You are not permitted to download, save or email this image. Visit image gallery to purchase the image.
Mr Whitehead agreed to SCF joining the government guarantee scheme, which protected investors from the collapse of the Timaru-based finance company, but which ultimately cost taxpayers $800 million after only half of the original $1.6 billion bail-out funds were recovered.
Statements after the trial ended indicated Mr Whitehead was not available.
Justice Paul Heath delivered his verdict this week finding the three defendants - SCF principal Allan Hubbard's former chief executive Lachie McLeod and two former fellow directors, lawyer Edward Sullivan and accountant Robert White - not guilty on the central charge of deceptive conduct to enable the finance company to join the Crown Retail Deposits Guarantee Scheme.
Justice Heath said the Crown had failed to prove beyond reasonable doubt that misrepresentation (via a particular South Canterbury Finance prospectus) induced Mr Whitehead to sign the guarantee deed on November 19, 2008.
Mr Whitehead was not called to give evidence, leaving Justice Heath to write in his judgement he was left in the position of determining whether the Crown had proved the central charge beyond reasonable doubt on the basis of relevant documentary and oral evidence by a Treasury official who was not involved in the decision to allow South Canterbury into the scheme.
''As a matter of law, a court is entitled to draw an adverse inference against a party if a witness is not called and evidence of a fact is exclusively within the knowledge of that party.

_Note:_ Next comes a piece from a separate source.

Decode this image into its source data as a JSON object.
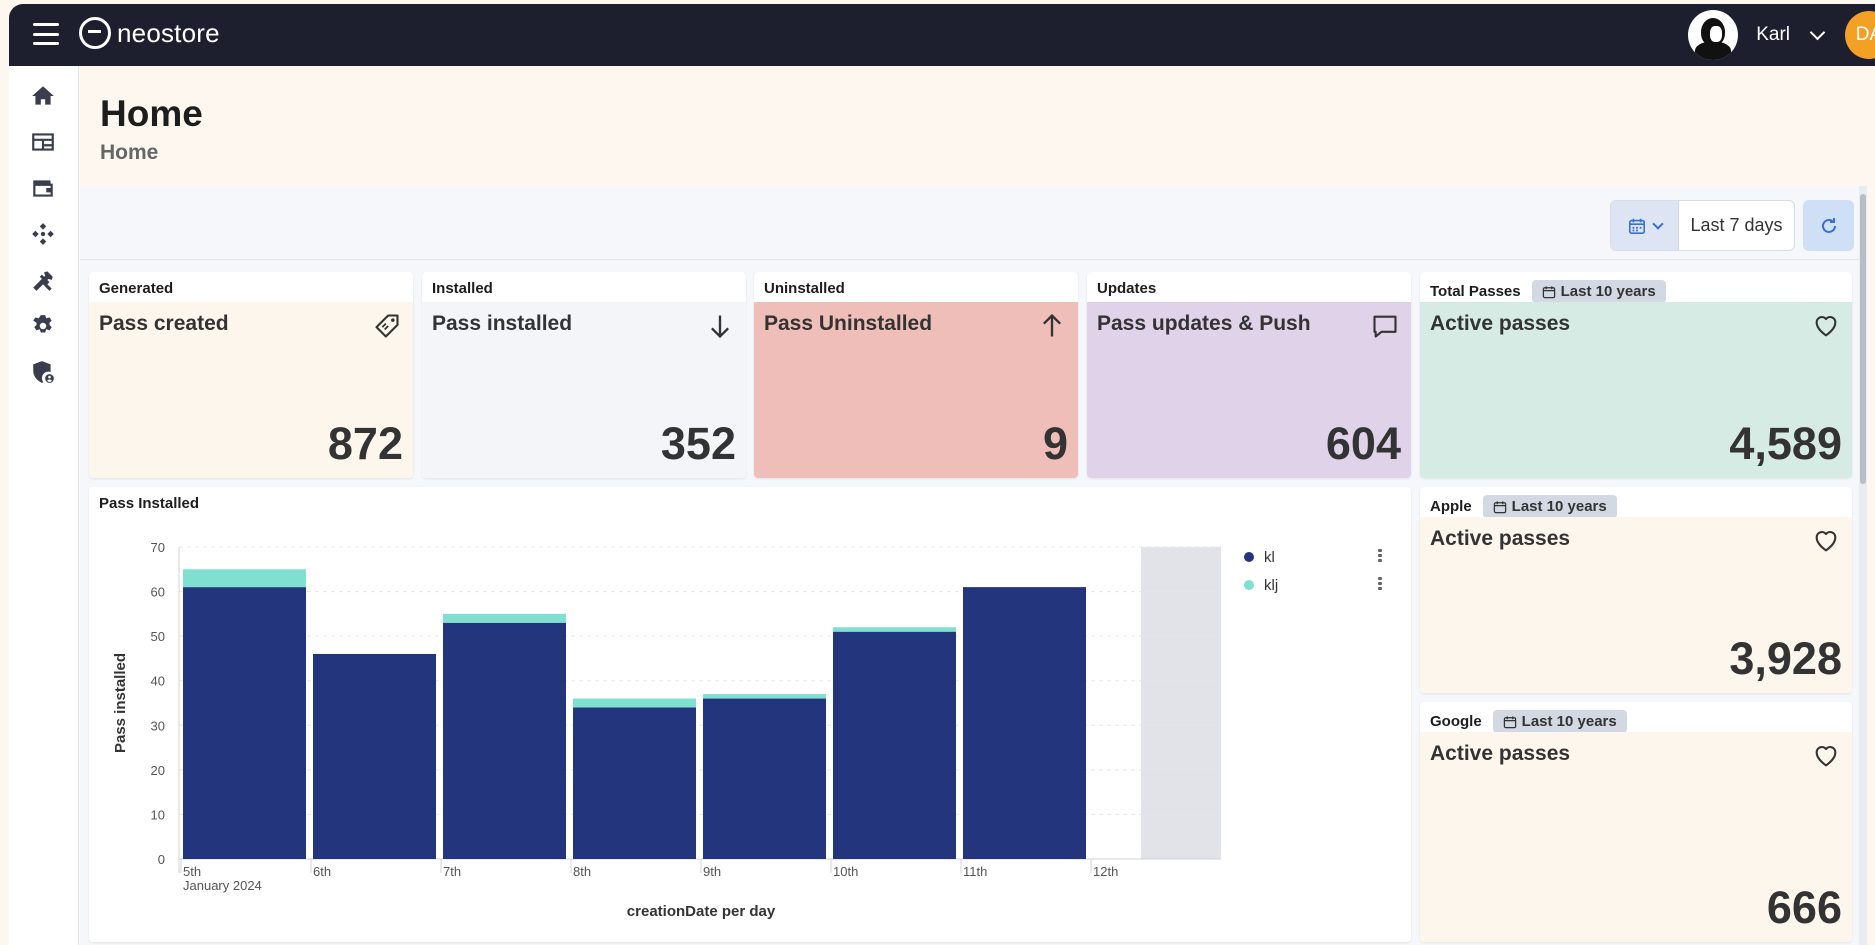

"In the absence of evidence from the secretary, I could not exclude the reasonable possibility that he would have signed the guarantee deed on November 19, 2008, even if the Crown was right about the alleged material omissions.
"That is why I found Messrs Sullivan, White and McLeod not guilty on count 10.''
Justice Heath said it was not suggested Mr Whitehead was unavailable to give evidence.
During the course of the trial, the Crown sought to supplement its evidence on this count by calling one of the officials who made the recommendation to the secretary.
Justice Heath declined permission for that to be done.
The Serious Fraud Office came in for criticism after the trial for the way it handled the investigation of SCF.
Former SFO director Adam Feeley this week defended his former employer's handling of the case but shed no light on the key issue of why Mr Whitehead was not called.
Justice Heath's more than 220-page decision shows in depth the considerable activity conducted by Mr Hubbard and his fellow directors over whether to enter the guarantee scheme.
Directors Mr White and Mr Sullivan identified existing business practices of South Canterbury as a potential impediment to entry into the scheme, particularly as a result of provisions in the proposed guarantee deed dealing with related party lending.
Several loans were identified which Mr Hubbard had indicated should be written off partially or wholly by December 31, 2008.
The amount involved was likely to be between $100 million and $150 million.
Mr Hubbard identified the need for additional funding of about $88 million to avoid reporting a net loss of about $70 million.
Mr Hubbard provided six options in a paper sent to directors on October 30, 2008, involving cash raising, asset buying or winding up.
An email Mr White sent to Mr McLeod on the same day ended with: ''We would be dead in the water in no time flat, and equally, any suggestion that we should contemplate backdating any of Allan's proposals would see the lot of us in jail before lunchtime.''
Justice Heath wrote it was clear Mr White was concerned about Mr Hubbard's apparent preference not to enter the guarantee scheme.
''That is clear from his observation that, in the prevailing economic climate, he could not see how South Canterbury could inform the market that it was not going to enter the government scheme without risking imminent demise.''
Mr White's email did not reveal what business practices SCF had been engaging in until that time that could have resulted in the men going to jail.
SCF was admitted to the scheme some time after November 10, 2008.
After initial attempts before admission to amend its terms, SCF made no further attempts.
John Park, a director at the Treasury, accepted when an extension of the scheme was offered in late August 2009, there was little option for the Crown but to retain SCF in the scheme.
Mr Park acknowledged the possibility of recapitalisation had been assessed as relatively low.
The Crown decided it was preferable to try to salvage SCF rather than immediately trigger its liability under the guarantee scheme.
''If it had become widely known that South Canterbury had not been granted an extension of the guarantee, there was likely to be a run on the company, leading to an imminent receivership. That would have triggered the Crown's obligation to pay under the guarantee,'' Justice Heath wrote.